In January 2018, students from the Community College of Denver found flyers from a white supremacist group on campus.
Nine days later, similar literature from that same group — Identity Evropa — popped up on the University of Northern Colorado’s campus in Greeley.
These schools were not outliers.
Over the course of the year, white supremacist groups targeted 13 colleges and universities across Colorado, part of a dramatic increase in hate propaganda seen across the country, according to a new report from the Anti-Defamation League.
Colorado ranked third in the U.S. for the highest number of white supremacist propaganda distributions, the report found, behind only California and Texas. In 2018, the state had at least 72 propaganda distributions.
Overall, the ADL found that propaganda efforts have skyrocketed nationwide. White supremacist efforts in this regard increased by 182 percent nationally in 2018, with 1,187 distributions, up from 421 total incidents in 2017, according to ADL data.
Experts say the propaganda is part of an effort by extremist groups to target young and impressionable populations, while appealing more to mainstream conservatives.
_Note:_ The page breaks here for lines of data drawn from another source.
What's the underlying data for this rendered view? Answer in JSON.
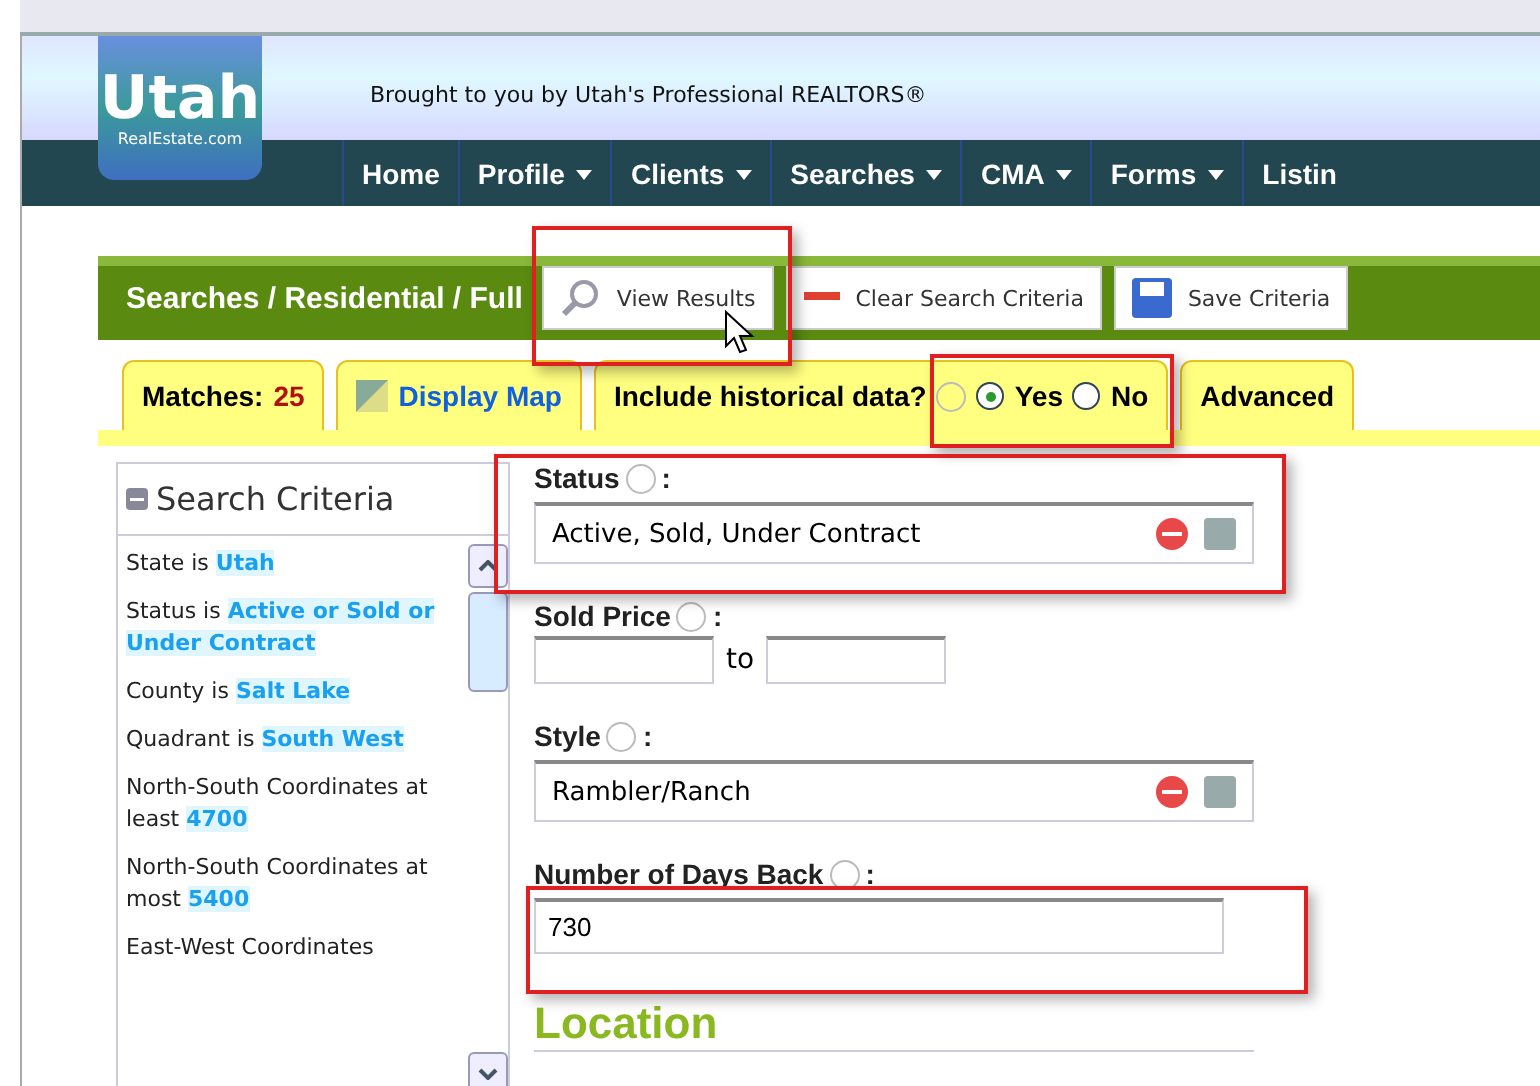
{
  "logo": {
    "title": "Utah",
    "subtitle": "RealEstate.com"
  },
  "tagline": "Brought to you by Utah's Professional REALTORS®",
  "nav": [
    {
      "label": "Home",
      "dropdown": false
    },
    {
      "label": "Profile",
      "dropdown": true
    },
    {
      "label": "Clients",
      "dropdown": true
    },
    {
      "label": "Searches",
      "dropdown": true
    },
    {
      "label": "CMA",
      "dropdown": true
    },
    {
      "label": "Forms",
      "dropdown": true
    },
    {
      "label": "Listin",
      "dropdown": false
    }
  ],
  "breadcrumb": "Searches / Residential / Full",
  "toolbar": [
    {
      "kind": "search",
      "label": "View Results"
    },
    {
      "kind": "clear",
      "label": "Clear Search Criteria"
    },
    {
      "kind": "save",
      "label": "Save Criteria"
    }
  ],
  "tabs": [
    {
      "kind": "matches",
      "label": "Matches:",
      "count": "25"
    },
    {
      "kind": "map",
      "label": "Display Map"
    },
    {
      "kind": "historical",
      "label": "Include historical data?",
      "options": [
        {
          "label": "Yes",
          "selected": true
        },
        {
          "label": "No",
          "selected": false
        }
      ]
    },
    {
      "kind": "plain",
      "label": "Advanced"
    }
  ],
  "criteria": {
    "title": "Search Criteria",
    "items": [
      "State is **Utah**",
      "Status is **Active or Sold or Under Contract**",
      "County is **Salt Lake**",
      "Quadrant is **South West**",
      "North-South Coordinates at least **4700**",
      "North-South Coordinates at most **5400**",
      "East-West Coordinates"
    ]
  },
  "fields": [
    {
      "kind": "select",
      "label": "Status",
      "colon": ":",
      "value": "Active, Sold, Under Contract"
    },
    {
      "kind": "range",
      "label": "Sold Price",
      "colon": ":",
      "between": "to"
    },
    {
      "kind": "select",
      "label": "Style",
      "colon": ":",
      "value": "Rambler/Ranch"
    },
    {
      "kind": "text",
      "label": "Number of Days Back",
      "colon": ":",
      "value": "730"
    }
  ],
  "section": "Location"
}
It’s a way to re-brand and promote their ideology, without suffering physical or professional consequences, experts said.
Colorado, the data show, is on the front lines of this wave.